■ ASSIGNED TASK ■
Would you reproduce the entries exactly, including every line?

■ THE DATA ■
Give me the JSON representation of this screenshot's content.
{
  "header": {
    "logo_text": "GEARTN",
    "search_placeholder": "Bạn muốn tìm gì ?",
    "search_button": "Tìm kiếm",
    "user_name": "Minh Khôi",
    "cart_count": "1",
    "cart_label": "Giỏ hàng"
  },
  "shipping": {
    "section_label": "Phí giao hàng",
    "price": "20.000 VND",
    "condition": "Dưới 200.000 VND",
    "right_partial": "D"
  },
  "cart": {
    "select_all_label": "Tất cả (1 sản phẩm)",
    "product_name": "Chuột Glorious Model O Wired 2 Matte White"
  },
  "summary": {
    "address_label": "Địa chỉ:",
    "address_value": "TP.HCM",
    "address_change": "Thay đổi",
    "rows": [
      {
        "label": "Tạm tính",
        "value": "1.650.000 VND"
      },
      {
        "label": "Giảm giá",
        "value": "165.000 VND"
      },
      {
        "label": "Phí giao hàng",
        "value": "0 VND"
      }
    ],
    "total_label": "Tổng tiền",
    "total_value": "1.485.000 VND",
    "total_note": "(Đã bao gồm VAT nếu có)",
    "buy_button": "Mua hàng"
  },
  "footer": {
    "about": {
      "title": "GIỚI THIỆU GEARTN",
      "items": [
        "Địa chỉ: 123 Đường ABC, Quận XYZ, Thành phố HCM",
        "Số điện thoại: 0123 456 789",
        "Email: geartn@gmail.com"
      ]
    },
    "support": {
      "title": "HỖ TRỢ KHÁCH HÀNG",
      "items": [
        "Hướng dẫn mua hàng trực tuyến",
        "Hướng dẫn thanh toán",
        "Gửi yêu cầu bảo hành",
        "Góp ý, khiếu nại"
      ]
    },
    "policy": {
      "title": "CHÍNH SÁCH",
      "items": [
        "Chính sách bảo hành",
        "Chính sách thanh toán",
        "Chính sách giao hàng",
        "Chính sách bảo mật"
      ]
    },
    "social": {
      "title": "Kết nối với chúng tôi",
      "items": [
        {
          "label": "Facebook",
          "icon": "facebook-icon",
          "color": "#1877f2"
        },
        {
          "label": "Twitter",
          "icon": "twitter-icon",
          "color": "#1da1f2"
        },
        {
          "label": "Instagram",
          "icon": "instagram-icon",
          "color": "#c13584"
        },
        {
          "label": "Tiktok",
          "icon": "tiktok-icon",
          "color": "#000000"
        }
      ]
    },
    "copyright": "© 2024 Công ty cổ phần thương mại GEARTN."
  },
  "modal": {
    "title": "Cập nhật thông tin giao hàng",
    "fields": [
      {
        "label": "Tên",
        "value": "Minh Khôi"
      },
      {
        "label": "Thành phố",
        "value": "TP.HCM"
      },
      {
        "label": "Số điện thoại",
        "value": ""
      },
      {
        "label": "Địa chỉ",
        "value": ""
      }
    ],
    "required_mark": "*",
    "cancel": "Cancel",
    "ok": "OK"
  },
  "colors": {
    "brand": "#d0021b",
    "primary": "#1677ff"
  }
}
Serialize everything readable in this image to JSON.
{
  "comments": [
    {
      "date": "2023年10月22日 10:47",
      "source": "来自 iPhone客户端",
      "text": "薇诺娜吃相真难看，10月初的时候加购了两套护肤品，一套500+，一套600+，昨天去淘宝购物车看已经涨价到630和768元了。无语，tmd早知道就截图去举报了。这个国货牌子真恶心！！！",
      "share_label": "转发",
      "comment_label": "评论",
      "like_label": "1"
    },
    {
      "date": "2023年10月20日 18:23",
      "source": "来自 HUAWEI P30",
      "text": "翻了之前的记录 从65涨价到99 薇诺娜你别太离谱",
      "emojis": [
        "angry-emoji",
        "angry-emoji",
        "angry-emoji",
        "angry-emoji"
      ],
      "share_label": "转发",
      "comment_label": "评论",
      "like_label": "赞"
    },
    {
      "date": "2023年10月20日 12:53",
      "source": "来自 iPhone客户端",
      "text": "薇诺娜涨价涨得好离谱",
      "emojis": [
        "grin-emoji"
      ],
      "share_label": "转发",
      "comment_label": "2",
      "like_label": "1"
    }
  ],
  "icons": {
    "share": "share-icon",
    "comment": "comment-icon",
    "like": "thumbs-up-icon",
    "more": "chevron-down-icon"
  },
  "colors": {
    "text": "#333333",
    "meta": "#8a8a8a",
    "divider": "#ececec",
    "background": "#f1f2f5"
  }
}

■ YOUR SOLUTION ■
Give me the JSON representation of this screenshot's content.
{
  "header": {
    "logo_text": "GEARTN",
    "search_placeholder": "Bạn muốn tìm gì ?",
    "search_button": "Tìm kiếm",
    "user_name": "Minh Khôi",
    "cart_count": "1",
    "cart_label": "Giỏ hàng"
  },
  "shipping": {
    "section_label": "Phí giao hàng",
    "price": "20.000 VND",
    "condition": "Dưới 200.000 VND",
    "right_partial": "D"
  },
  "cart": {
    "select_all_label": "Tất cả (1 sản phẩm)",
    "product_name": "Chuột Glorious Model O Wired 2 Matte White"
  },
  "summary": {
    "address_label": "Địa chỉ:",
    "address_value": "TP.HCM",
    "address_change": "Thay đổi",
    "rows": [
      {
        "label": "Tạm tính",
        "value": "1.650.000 VND"
      },
      {
        "label": "Giảm giá",
        "value": "165.000 VND"
      },
      {
        "label": "Phí giao hàng",
        "value": "0 VND"
      }
    ],
    "total_label": "Tổng tiền",
    "total_value": "1.485.000 VND",
    "total_note": "(Đã bao gồm VAT nếu có)",
    "buy_button": "Mua hàng"
  },
  "footer": {
    "about": {
      "title": "GIỚI THIỆU GEARTN",
      "items": [
        "Địa chỉ: 123 Đường ABC, Quận XYZ, Thành phố HCM",
        "Số điện thoại: 0123 456 789",
        "Email: geartn@gmail.com"
      ]
    },
    "support": {
      "title": "HỖ TRỢ KHÁCH HÀNG",
      "items": [
        "Hướng dẫn mua hàng trực tuyến",
        "Hướng dẫn thanh toán",
        "Gửi yêu cầu bảo hành",
        "Góp ý, khiếu nại"
      ]
    },
    "policy": {
      "title": "CHÍNH SÁCH",
      "items": [
        "Chính sách bảo hành",
        "Chính sách thanh toán",
        "Chính sách giao hàng",
        "Chính sách bảo mật"
      ]
    },
    "social": {
      "title": "Kết nối với chúng tôi",
      "items": [
        {
          "label": "Facebook",
          "icon": "facebook-icon",
          "color": "#1877f2"
        },
        {
          "label": "Twitter",
          "icon": "twitter-icon",
          "color": "#1da1f2"
        },
        {
          "label": "Instagram",
          "icon": "instagram-icon",
          "color": "#c13584"
        },
        {
          "label": "Tiktok",
          "icon": "tiktok-icon",
          "color": "#000000"
        }
      ]
    },
    "copyright": "© 2024 Công ty cổ phần thương mại GEARTN."
  },
  "modal": {
    "title": "Cập nhật thông tin giao hàng",
    "fields": [
      {
        "label": "Tên",
        "value": "Minh Khôi"
      },
      {
        "label": "Thành phố",
        "value": "TP.HCM"
      },
      {
        "label": "Số điện thoại",
        "value": ""
      },
      {
        "label": "Địa chỉ",
        "value": ""
      }
    ],
    "required_mark": "*",
    "cancel": "Cancel",
    "ok": "OK"
  },
  "colors": {
    "brand": "#d0021b",
    "primary": "#1677ff"
  }
}
Serialize everything readable in this image to JSON.
{
  "comments": [
    {
      "date": "2023年10月22日 10:47",
      "source": "来自 iPhone客户端",
      "text": "薇诺娜吃相真难看，10月初的时候加购了两套护肤品，一套500+，一套600+，昨天去淘宝购物车看已经涨价到630和768元了。无语，tmd早知道就截图去举报了。这个国货牌子真恶心！！！",
      "share_label": "转发",
      "comment_label": "评论",
      "like_label": "1"
    },
    {
      "date": "2023年10月20日 18:23",
      "source": "来自 HUAWEI P30",
      "text": "翻了之前的记录 从65涨价到99 薇诺娜你别太离谱",
      "emojis": [
        "angry-emoji",
        "angry-emoji",
        "angry-emoji",
        "angry-emoji"
      ],
      "share_label": "转发",
      "comment_label": "评论",
      "like_label": "赞"
    },
    {
      "date": "2023年10月20日 12:53",
      "source": "来自 iPhone客户端",
      "text": "薇诺娜涨价涨得好离谱",
      "emojis": [
        "grin-emoji"
      ],
      "share_label": "转发",
      "comment_label": "2",
      "like_label": "1"
    }
  ],
  "icons": {
    "share": "share-icon",
    "comment": "comment-icon",
    "like": "thumbs-up-icon",
    "more": "chevron-down-icon"
  },
  "colors": {
    "text": "#333333",
    "meta": "#8a8a8a",
    "divider": "#ececec",
    "background": "#f1f2f5"
  }
}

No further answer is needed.